Most people have a regulator between their mind and mouth that modulates their brutish sentiments and spikiest impulses. Not Jobs. He made a point of being brutally honest. This made him charismatic and inspiring, yet also, to use the technical term, an asshole at times.
Jobs claimed it was the former. But I think he actually could have controlled himself, if he had wanted. When he hurt people, it was not because he was lacking in emotional awareness. Quite the contrary: He could size people up, understand their inner thoughts, and know how to relate to them, cajole them, or hurt them at will.
The nasty edge to his personality was not necessary.
It hindered him more than it helped him. But it did, at times, serve a purpose. Polite and velvety leaders, who take care to avoid bruising others, are generally not as effective at forcing change. Dozens of the colleagues whom Jobs most abused ended their litany of horror stories by saying that he got them to do things they never dreamed possible. He designed the Mac after appreciating the power of graphical interfaces in a way that Xerox was unable to do, and he created the iPod after grasping the joy of having a thousand songs in your pocket in a way that Sony, which had all the assets and heritage, never could accomplish.
Some leaders push innovations by being good at the big picture. Others do so by mastering details.
Jobs did both, relentlessly. As a result he launched a series of products over three decades that transformed whole industries. Was he smart? The book is also structured in a logical fashion. Although largely chronological, the chapters do center around certain themes.
Isaacson also avoids getting bogged down by technological details, which can be a temptation in a book that features a computer company. Even when the technological aspects of a product are necessary to illustrate a point, they are explained simply so that even a reader who is not tech savvy can understand.
In terms of accuracy, I can only judge based on what I know from other sources as well as my impression after reading the biography. I do not have the resources or connections to go through every assertion made and verify them. I can, however, assess whether or not Isaacson appeared to be presenting an overly positive or negative picture.
I believe that Isaacson presents a realistic picture of Jobs that includes both the positive and negative sides to his personality. Jobs comes across as a real person with a lot of flaws and perhaps a mental illness, but who has also accomplished some amazing things. I did not get the feeling that Isaacson was trying to whitewash or defame him.
This is not to say that Isaacson is unbiased, but I have yet to find a biographer who isn't. A biographer must be passionate about his or her subject in order to devote the time needed to write a thorough biography, and with passion comes bias, whether positive or negative. Isaacson was positively biased towards Jobs, however, this did not prevent him from exposing the darker side of Jobs' personality.
He also contradicts Jobs' own statements with both facts and other people's accounts. I appreciated that he included both sides of a story. However, he does tend to justify Jobs' obnoxious behavior and negative personality traits by reminding the reader that these behaviors and traits also led him to do great things, and achieve the impossible. It often seems as though Isaacson is implying that the ends justify the means, although the reader is able to form his or her own opinion.

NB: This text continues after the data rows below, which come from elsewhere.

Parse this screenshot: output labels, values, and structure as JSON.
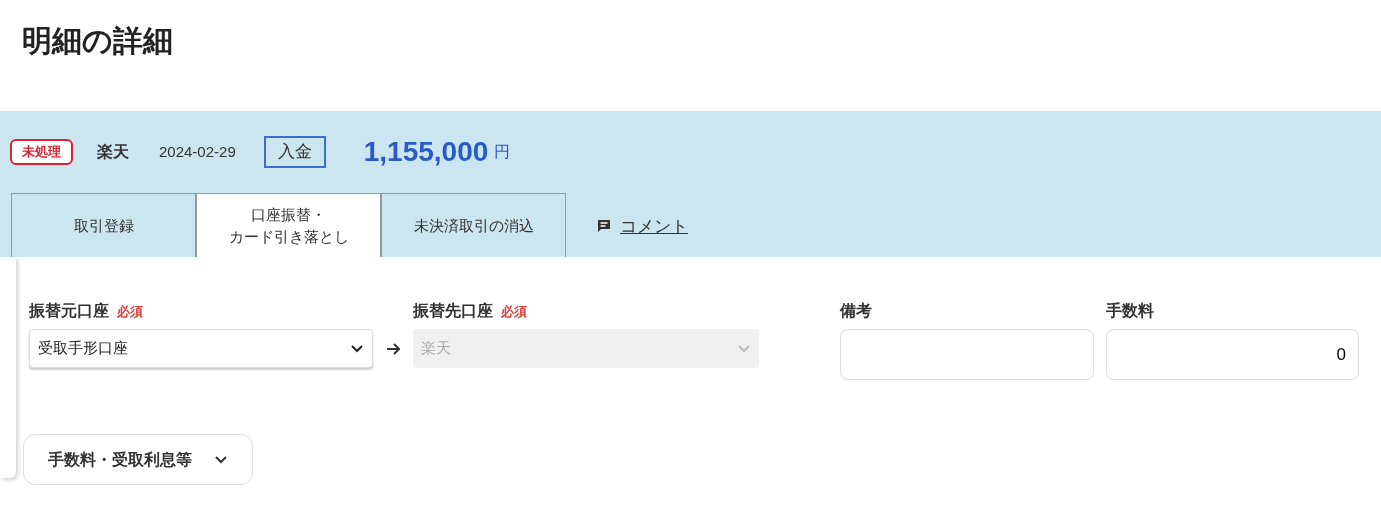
{
  "page_title": "明細の詳細",
  "summary": {
    "status": "未処理",
    "account": "楽天",
    "date": "2024-02-29",
    "type": "入金",
    "amount": "1,155,000",
    "currency": "円"
  },
  "tabs": [
    {
      "label": "取引登録",
      "selected": false
    },
    {
      "lines": [
        "口座振替・",
        "カード引き落とし"
      ],
      "selected": true
    },
    {
      "label": "未決済取引の消込",
      "selected": false
    }
  ],
  "comment_link": "コメント",
  "form": {
    "from": {
      "label": "振替元口座",
      "required": "必須",
      "value": "受取手形口座",
      "disabled": false
    },
    "to": {
      "label": "振替先口座",
      "required": "必須",
      "value": "楽天",
      "disabled": true
    },
    "memo": {
      "label": "備考"
    },
    "fee": {
      "label": "手数料",
      "value": "0"
    }
  },
  "expand_button": {
    "label": "手数料・受取利息等",
    "expanded": false
  }
}
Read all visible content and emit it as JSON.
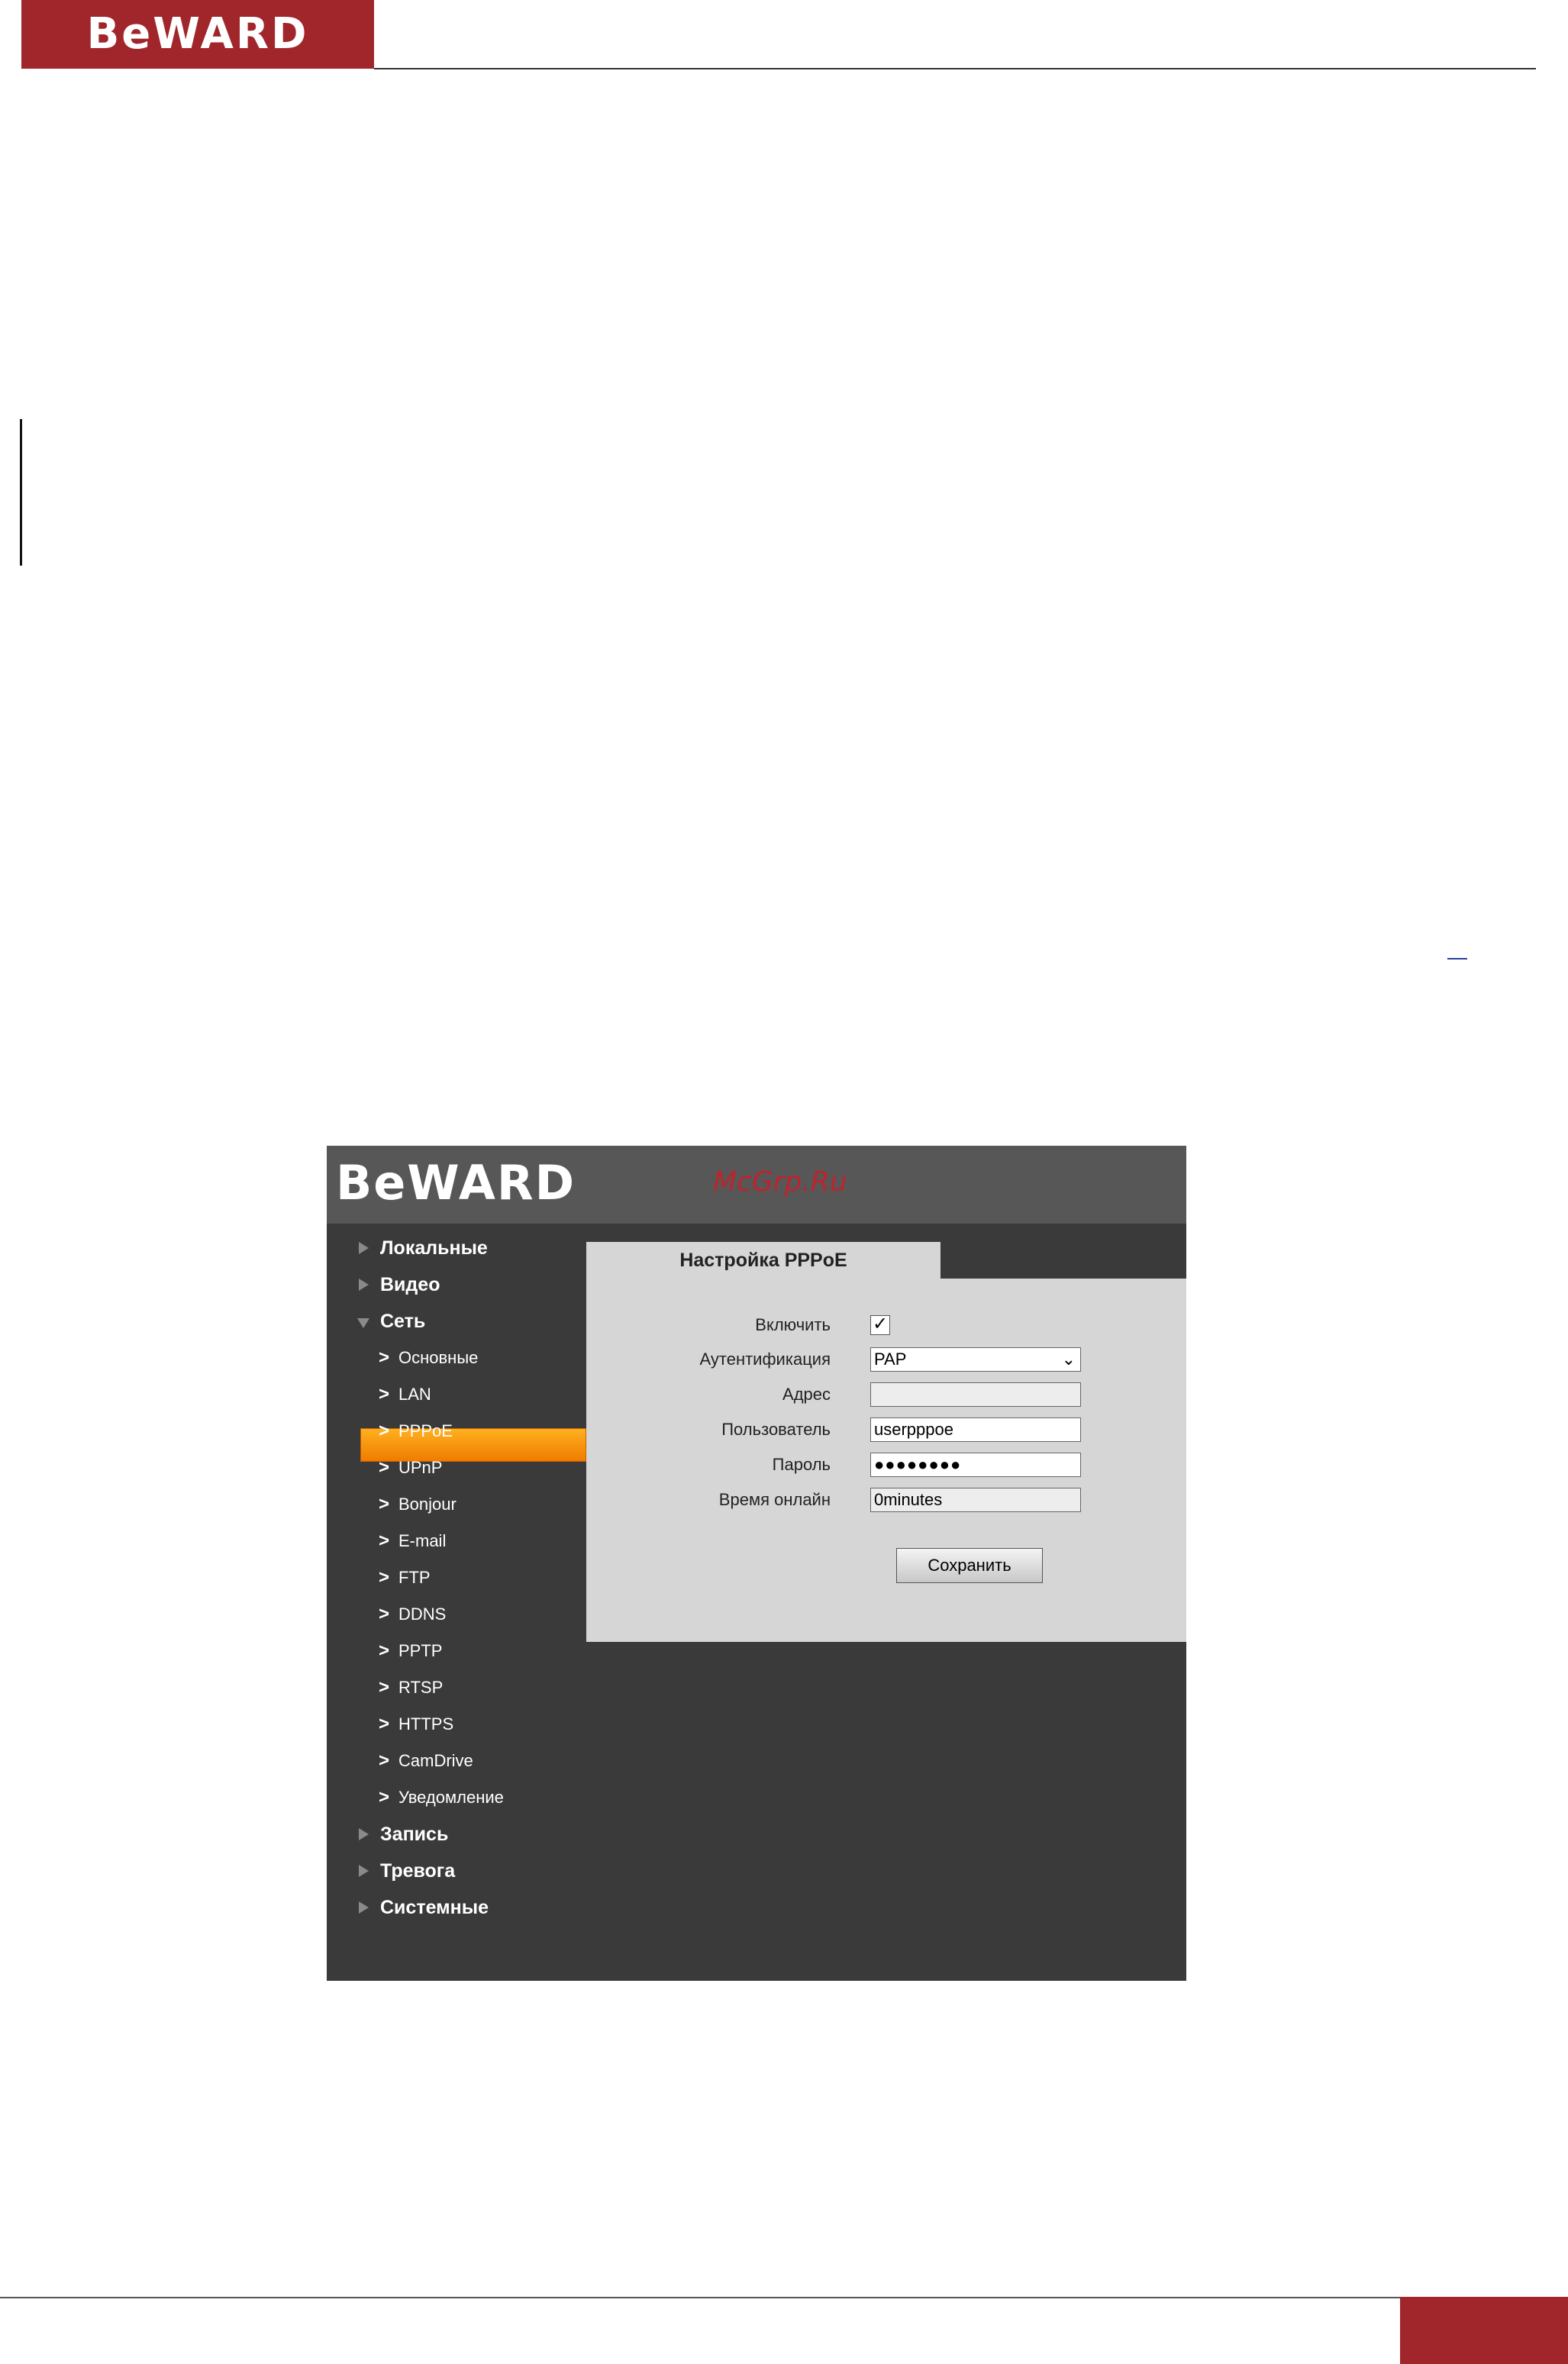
{
  "document": {
    "logo_text": "BeWARD"
  },
  "app": {
    "logo_text": "BeWARD",
    "watermark": "McGrp.Ru",
    "nav": {
      "local": "Локальные",
      "video": "Видео",
      "network": "Сеть",
      "record": "Запись",
      "alarm": "Тревога",
      "system": "Системные",
      "network_items": [
        "Основные",
        "LAN",
        "PPPoE",
        "UPnP",
        "Bonjour",
        "E-mail",
        "FTP",
        "DDNS",
        "PPTP",
        "RTSP",
        "HTTPS",
        "CamDrive",
        "Уведомление"
      ],
      "active_item": "PPPoE"
    },
    "tab_title": "Настройка PPPoE",
    "form": {
      "enable_label": "Включить",
      "enable_checked": true,
      "enable_mark": "✓",
      "auth_label": "Аутентификация",
      "auth_value": "PAP",
      "address_label": "Адрес",
      "address_value": "",
      "user_label": "Пользователь",
      "user_value": "userpppoe",
      "password_label": "Пароль",
      "password_value": "●●●●●●●●",
      "online_label": "Время онлайн",
      "online_value": "0minutes",
      "save_label": "Сохранить"
    },
    "icons": {
      "collapsed": "triangle-right-icon",
      "expanded": "triangle-down-icon",
      "sub": "chevron-right-icon"
    }
  }
}
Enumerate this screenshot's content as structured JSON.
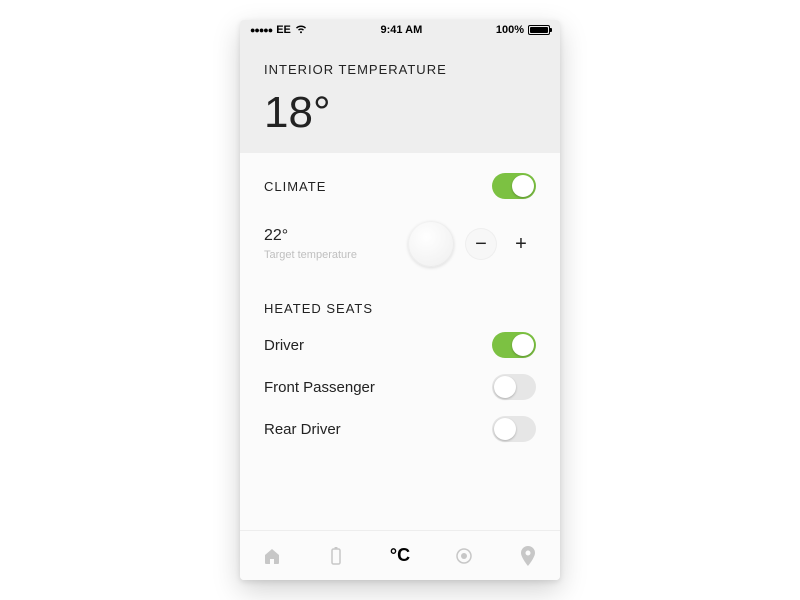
{
  "status_bar": {
    "carrier": "EE",
    "time": "9:41 AM",
    "battery_pct": "100%"
  },
  "header": {
    "label": "INTERIOR TEMPERATURE",
    "value": "18°"
  },
  "climate": {
    "title": "CLIMATE",
    "on": true,
    "target_value": "22°",
    "target_caption": "Target temperature",
    "minus": "−",
    "plus": "+"
  },
  "heated_seats": {
    "title": "HEATED SEATS",
    "rows": [
      {
        "label": "Driver",
        "on": true
      },
      {
        "label": "Front Passenger",
        "on": false
      },
      {
        "label": "Rear Driver",
        "on": false
      }
    ]
  },
  "tabbar": {
    "items": [
      {
        "name": "home",
        "active": false
      },
      {
        "name": "battery",
        "active": false
      },
      {
        "name": "climate",
        "label": "°C",
        "active": true
      },
      {
        "name": "status",
        "active": false
      },
      {
        "name": "location",
        "active": false
      }
    ]
  },
  "colors": {
    "toggle_on": "#7cc142",
    "header_bg": "#eeeeee"
  }
}
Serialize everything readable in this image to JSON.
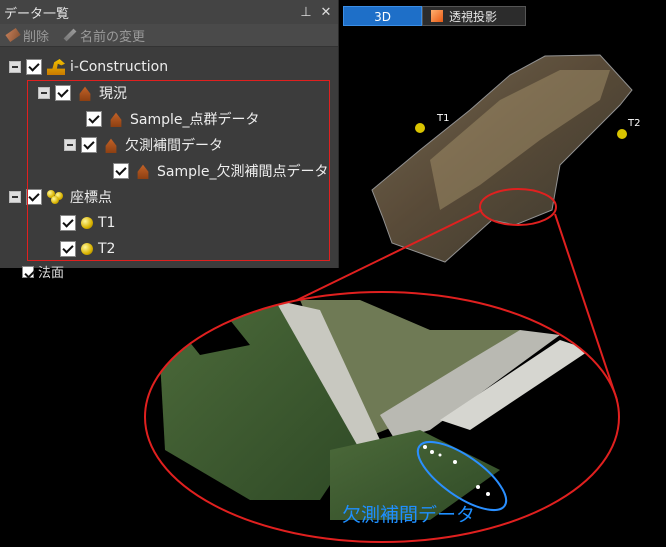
{
  "panel": {
    "title": "データ一覧",
    "pin_icon": "pin-icon",
    "close_icon": "close-icon",
    "toolbar": {
      "delete_label": "削除",
      "rename_label": "名前の変更"
    }
  },
  "tree": {
    "root": "i-Construction",
    "genkyo": "現況",
    "sample_points": "Sample_点群データ",
    "kesoku": "欠測補間データ",
    "sample_kesoku": "Sample_欠測補間点データ",
    "zahyo": "座標点",
    "t1": "T1",
    "t2": "T2",
    "next": "法面"
  },
  "viewer": {
    "tab_3d": "3D",
    "tab_persp": "透視投影",
    "t1": "T1",
    "t2": "T2",
    "callout": "欠測補間データ"
  },
  "colors": {
    "accent": "#1e6fc8",
    "highlight_red": "#e0201f",
    "callout_blue": "#1e8fff"
  }
}
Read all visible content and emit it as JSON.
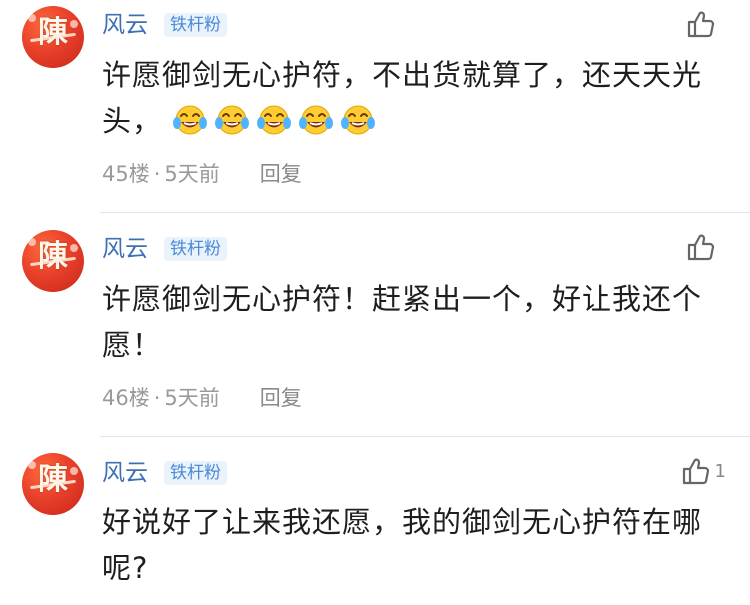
{
  "comments": [
    {
      "username": "风云",
      "badge": "铁杆粉",
      "text": "许愿御剑无心护符，不出货就算了，还天天光头，",
      "emoji_count": 5,
      "floor": "45楼",
      "separator": "·",
      "time": "5天前",
      "reply": "回复",
      "likes": ""
    },
    {
      "username": "风云",
      "badge": "铁杆粉",
      "text": "许愿御剑无心护符！赶紧出一个，好让我还个愿！",
      "emoji_count": 0,
      "floor": "46楼",
      "separator": "·",
      "time": "5天前",
      "reply": "回复",
      "likes": ""
    },
    {
      "username": "风云",
      "badge": "铁杆粉",
      "text": "好说好了让来我还愿，我的御剑无心护符在哪呢?",
      "emoji_count": 0,
      "floor": "",
      "separator": "",
      "time": "",
      "reply": "",
      "likes": "1"
    }
  ],
  "icons": {
    "like": "thumbs-up-icon",
    "emoji": "tears-of-joy-emoji"
  },
  "colors": {
    "username": "#3d6fb5",
    "badge_text": "#4a8ad8",
    "badge_bg": "#eaf2fb",
    "meta": "#9a9a9a",
    "avatar": "#e8402a"
  }
}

If you can ignore Isaacson's apologetic tone, which is present throughout, the biography does present a balanced picture of Jobs. Overall, I really enjoyed this biography. I would recommend this book to anyone who is a fan of Steve Jobs, Apple, or is interested in particularly influential people. Although Pixar plays a much smaller role, there are also some interesting stories about how Pixar came to be what it is today.